Benefits of Electromagnetic Tracking in Fine Motor Skill Research

Posted: October 17, 2017

Benefits of Electromagnetic Tracking in Fine Motor Skill Research image

Tracking the fine motor movements of fingers and hands for virtual reality, rehabilitation, ergonomics, biomechanics, and robotics applications can unlock important new breakthroughs in these areas. However, existing technologies have fallen short of achieving precise and complete data for fine motor movement – until now.

Technology for Hand and Finger Tracking

Hand and finger tracking requires far more than that of well-established gross motor motion capture. Although hand and finger tracking is widely studied in biomechanics, borrowing technology from full body tracking, or tracking specific body areas such as shoulder movement or gait analysis, does not deliver optimum results for the finer and more subtle motions of the hands and fingers.

Existing technologies face two challenges when applied to fine motor movement:

  1. Latency
  2. Line-of-sight

Previous Technology Challenges

A stop-gap solution has been hybrid technology, which can account for missing data as a result of using camera-based technology; but this solution proves cumbersome.

Data gloves present another solution; however, gloves can significantly hinder and/or alter finger movement.
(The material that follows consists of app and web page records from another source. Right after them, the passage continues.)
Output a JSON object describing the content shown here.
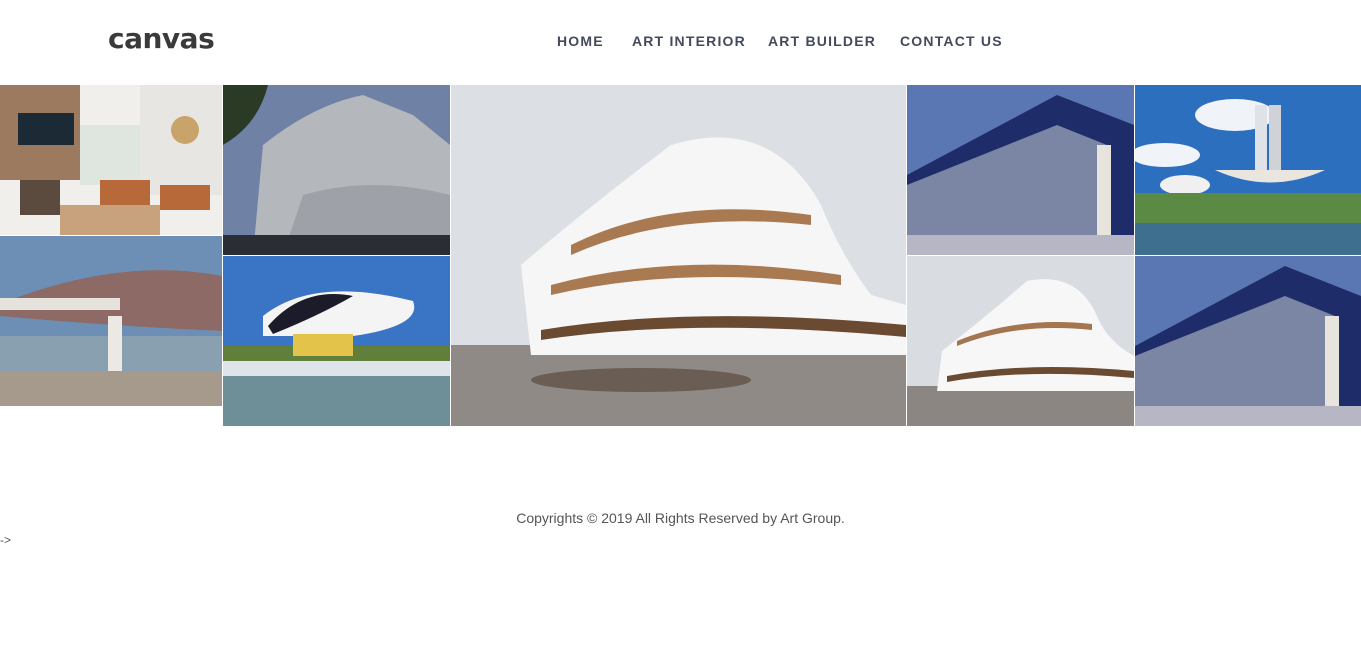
{
  "header": {
    "logo": "canvas",
    "nav": [
      {
        "label": "HOME"
      },
      {
        "label": "ART INTERIOR"
      },
      {
        "label": "ART BUILDER"
      },
      {
        "label": "CONTACT US"
      }
    ]
  },
  "gallery": [
    {
      "subject": "living-room-interior"
    },
    {
      "subject": "curved-steel-concert-hall"
    },
    {
      "subject": "flying-saucer-museum"
    },
    {
      "subject": "eye-shaped-museum"
    },
    {
      "subject": "curved-white-building-large"
    },
    {
      "subject": "glass-facade-building"
    },
    {
      "subject": "twin-towers-congress-dome"
    },
    {
      "subject": "curved-white-building-small"
    },
    {
      "subject": "glass-facade-building-2"
    }
  ],
  "footer": {
    "copyright": "Copyrights © 2019 All Rights Reserved by Art Group.",
    "stray_text": "->"
  }
}
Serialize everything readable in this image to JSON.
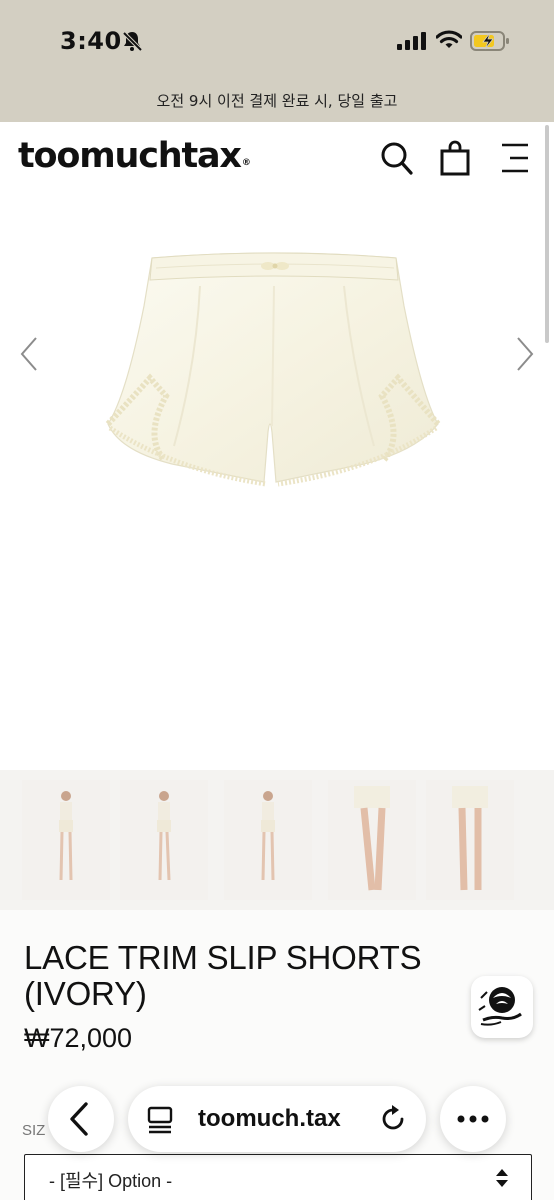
{
  "status_bar": {
    "time": "3:40",
    "icons": [
      "bell-slash-icon",
      "cellular-signal-icon",
      "wifi-icon",
      "battery-charging-icon"
    ]
  },
  "notice": {
    "text": "오전 9시 이전 결제 완료 시, 당일 출고"
  },
  "header": {
    "logo": "toomuchtax",
    "logo_mark": "®",
    "icons": [
      "search-icon",
      "shopping-bag-icon",
      "menu-icon"
    ]
  },
  "gallery": {
    "prev_icon": "chevron-left-icon",
    "next_icon": "chevron-right-icon"
  },
  "thumbnails": [
    {
      "alt": "full-body-front-ivory-set"
    },
    {
      "alt": "full-body-side-ivory-set"
    },
    {
      "alt": "full-body-front-ivory-set"
    },
    {
      "alt": "legs-shorts-front"
    },
    {
      "alt": "legs-shorts-back"
    }
  ],
  "product": {
    "title": "LACE TRIM SLIP SHORTS (IVORY)",
    "price": "₩72,000",
    "size_label": "SIZ",
    "option_placeholder": "- [필수] Option -"
  },
  "browser": {
    "url": "toomuch.tax",
    "icons": [
      "back-arrow-icon",
      "tabs-icon",
      "reload-icon",
      "more-icon"
    ]
  },
  "colors": {
    "top_zone": "#d3cfc2",
    "fabric": "#f8f6ea",
    "text": "#111111"
  }
}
Participants’ experiences are less organic and fluid. In some glove models, accuracy is compromised by sensors that slip or move within the glove. While reasonably suitable for some VR applications, data gloves simply cannot satisfy the precision measurement needs of biomechanics applications.

The full white paper below discusses why the best solution for hand and finger tracking replaces camera-based technology with electromagnetic technology. Without line-of-sight restrictions or latency issues, electromagnetic technology achieves a steady stream of data and obtains full 6DOF (six degrees-of-freedom) measurements.

Noraxon USA Inc. has come up with this solution by utilizing both EMG capture and electromagnetic tracking technology to understand the mechanisms that drive finger and hand movements. They have integrated their DTS EMG system with the Polhemus LIBERTY electromagnetic motion tracking system.

Polhemus’ small, lightweight Micro Sensors do not hinder natural hand and finger movements, and provide position and orientation tracking with sub-millimeter accuracy.

Read the full white paper on Measuring and Analyzing Fine Motor Skills